Written in an accessible way for the general reader and the undergraduate student, this book provides a fresh perspective on American politics and political history. It has often been said that the idea of a left originated in the French Revolution and is distinctively European; Zaretsky argues, by contrast, that America has always had a vibrant and powerful left. And he shows that in those critical moments when the country returns to itself, it is on its left/liberal bases that it comes to feel most at home.
Introduction: America’s Three Great Crises and Three Lefts 1
1 Abolitionism and Racial Equality 16
2 The Popular Front and Social Equality 57
3 The New Left and Participatory Democracy 100
Conclusion: The American Left Today 159
""For those disenchanted citizens who have watched, open-mouthed, as America’s national politics have boon increasingly over-run with unabashed hypocrisy, this book will be a small current of fresh air showing the 'influence an intransigent minority can exert on a relatively passive majority'. Hopefully, this book will also be read as an impetus to serious political engagement and a return to participatory democracy in a post-Citizens United America.""

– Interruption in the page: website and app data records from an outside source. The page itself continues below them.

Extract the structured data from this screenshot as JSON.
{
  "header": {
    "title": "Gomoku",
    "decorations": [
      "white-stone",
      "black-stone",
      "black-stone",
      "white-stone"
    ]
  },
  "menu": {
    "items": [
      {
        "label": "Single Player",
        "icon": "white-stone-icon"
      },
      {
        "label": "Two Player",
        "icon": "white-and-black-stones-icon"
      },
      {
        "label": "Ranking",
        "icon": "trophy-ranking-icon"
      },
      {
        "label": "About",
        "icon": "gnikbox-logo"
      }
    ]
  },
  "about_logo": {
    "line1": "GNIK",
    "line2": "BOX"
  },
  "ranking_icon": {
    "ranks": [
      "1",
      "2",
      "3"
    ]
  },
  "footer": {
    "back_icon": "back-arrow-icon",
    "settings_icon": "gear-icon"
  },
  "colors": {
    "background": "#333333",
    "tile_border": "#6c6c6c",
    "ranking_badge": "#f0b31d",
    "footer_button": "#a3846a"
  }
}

LSE Politics Blog
""Eli Zaretsky's 1976 book Capitalism, the Family, and Personal Life had a major impact on my generation of feminist thinkers. Now, with Why America Needs a Left, he reaches out to a new generation of activists, offering a brilliant analysis of the role of radicals in keeping America true to its noblest vision of itself. Historically sweeping and open to all sources of insight from pop culture to political theory, this book is a great pleasure to read. It's also a brave and timely call to a fresh era of struggle for social and economic justice.""
""An exciting and necessary book for anyone interested in the history and future of US politics. Eli Zaretsky has written a sophisticated essay on the significance of the US left, one which is, at the same time, alert to historical contingency and rich with empirical insights.""
Michael Kazin, Georgetown University
""Eli Zaretsky explores the historical relationship between the left and liberalism in the United States. While some historians dismiss the very notion of an American left, Zaretsky argues that it has made a profound impact on American political life.""